Street vendors from GIAC’s Festival of Nations Street in 2017 (Photo: provided)

Street vendors from GIAC’s Festival of Nations Street in 2017 

 

In 2019, people are still seeing and feeling the effects of the 2016 election. However, that was the same year the Greater Ithaca Activites Center (GIAC) began their Festival of Nations. The idea stemmed from another GIAC program, The GIAC Youth Council, which allows kids in the program to form their own governments and form their own ideas about politics. Angel Clairborne, daughter of GIAC Executive Director Leslyn McBean-Clairborne, had the idea of celebrating the numerous cultures of Tompkins County. Thus, GIAC’s Festival of Nations was born. Since then it has been held at GIAC but this year, it will be held at Ithaca High School on Sept. 7 from 11 a.m to 6 p.m. with free admission.

However, recently the festival has not quite been reaching GIAC’s goals, according to McBean-Clairborne, so this year the ideas are undergoing a slight makeover. Tompkins County has over 70 distinct countries with large active community groups. In the early days of the festival, McBean-Clairborne found it difficult to represent all of these countries, but she did try to get as many as possible to participate. She’s felt that all the residents of Tompkins County should have a great sense of who is around them. Some of the challenges faced every year are the size of the festival due to having the festival in GIAC which cannot accommodate the growth of the festival.

“When we looked at trying to represent 72 cultures with food, performances, and arts and crafts, the question is, where do we put it,” McBean-Clairborne asked. “So, that it’s good enough space to be representative and everyone doesn’t get a tiny little corner.
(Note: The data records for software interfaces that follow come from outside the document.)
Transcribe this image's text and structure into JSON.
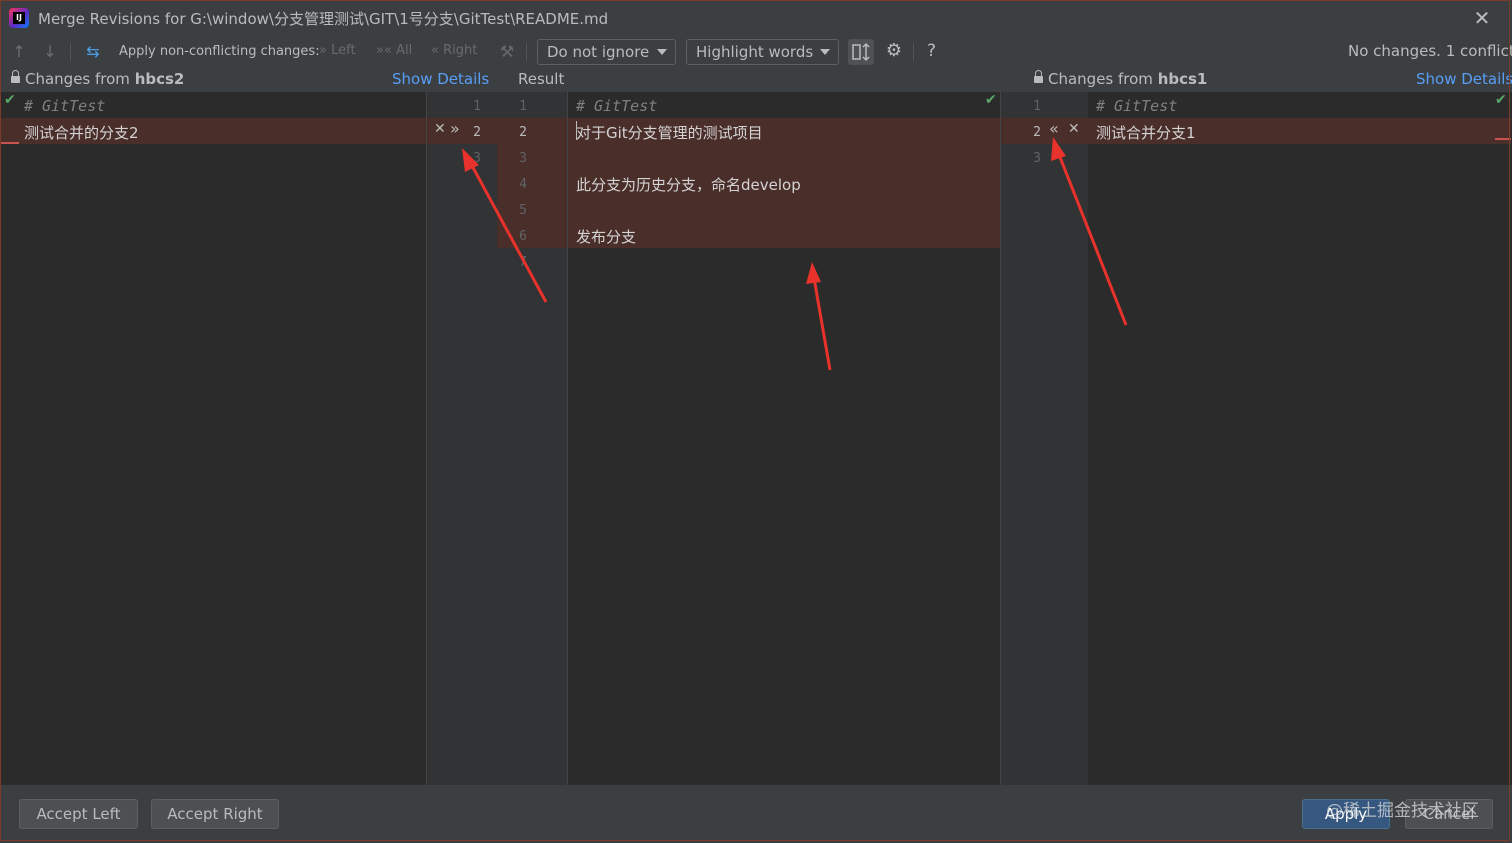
{
  "window": {
    "title": "Merge Revisions for G:\\window\\分支管理测试\\GIT\\1号分支\\GitTest\\README.md",
    "logo_text": "IJ"
  },
  "toolbar": {
    "apply_label": "Apply non-conflicting changes:",
    "left_label": "Left",
    "all_label": "All",
    "right_label": "Right",
    "whitespace_select": "Do not ignore",
    "highlight_select": "Highlight words",
    "status": "No changes. 1 conflict",
    "help_label": "?"
  },
  "header": {
    "left_prefix": "Changes from ",
    "left_branch": "hbcs2",
    "left_link": "Show Details",
    "middle_title": "Result",
    "right_prefix": "Changes from ",
    "right_branch": "hbcs1",
    "right_link": "Show Details"
  },
  "left_editor": {
    "lines": [
      "# GitTest",
      "测试合并的分支2"
    ]
  },
  "left_gutter": {
    "numbers_left": [
      "1",
      "2",
      "3"
    ],
    "numbers_right": [
      "1",
      "2",
      "3",
      "4",
      "5",
      "6",
      "7"
    ]
  },
  "result_editor": {
    "lines": [
      "# GitTest",
      "对于Git分支管理的测试项目",
      "",
      "此分支为历史分支，命名develop",
      "",
      "发布分支"
    ]
  },
  "right_gutter": {
    "numbers": [
      "1",
      "2",
      "3"
    ]
  },
  "right_editor": {
    "lines": [
      "# GitTest",
      "测试合并分支1"
    ]
  },
  "buttons": {
    "accept_left": "Accept Left",
    "accept_right": "Accept Right",
    "apply": "Apply",
    "cancel": "Cancel"
  },
  "watermark": "@稀土掘金技术社区",
  "colors": {
    "accent_link": "#589df6",
    "conflict": "#4a2e2a",
    "annotation_arrow": "#e8322b"
  }
}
That was the first challenge, the second was what does it mean to put this on financially; how much money do we need? None of us really had a cent so we reached out to festivals in Syracuse, and we asked them ‘when you’re putting on large events, how much money does it take and what do you do?’ What do you pay for and what do you expect others to pay for. That was our second challenge, understanding what sort of budget we need to work and work well so it doesn’t become a financial strain to GIAC.”

Other challenges included how to get people to participate in something like this when it has never happened before, and what would be the Plan B in the case of poor weather conditions. The former festival has been about small neighborhood vendors who were given a chance to come and sell food. Now it has become about a larger scale and how to represent the county’s diversity in the best possible way. McBean-Clairborne spoke about some of the cultures and countries represented at the festival.

“We have our African nations, the African diaspora is represented with folks from the Caribbean so we know there will be Caribbean food, dance, and music,” McBean-Clairborne said. “Then we have our Latinx culture who will have food, music, performances, and educational materials. Then we have our Asian cultures that will be represented with similar ways. We have folks from the Middle East, we have to represent our American culture with music and performances. And, we would not have this festival without representing our indigenous people. Our indigenous peoples will open our event with a prayer and honoring the land, followed by a number of performances such as line dancers, Latino band, dances from the Caribbean, African drumming and dance. The list goes on.”

There will also be Celtic and Irish music, with many cultures being pulled in who are willing to participate. In previous years, the renewed focus on the community cultures and large scale of this year’s event separate it from the GIAC festivals in past years. Other focuses will be on GIAC’s presence and place in the Ithaca/Tompkins County community as well, though not as much as in previous years. She felt this festival is special because people who attend will be able to see themselves represented in some way. McBean-Clairborne said that with so much hate, division and oppression in the country, people make connections and relationships to learn about new things and experience a wealth of culture.

Along with the Festival of Nations, GIAC will also be hosting the Gus Macker 3 on 3 Basketball Tournament. It’s a national tournament that has been running for 40 years with the Ithaca leg of the tournament being new for 2019. With families attending the tournament, this allows them the opportunity to take a stroll through the festival. She is grateful for everyone who has helped to put the event together and the foundations that have been able to support the festival.

0
0
0
0
0

Recommended for you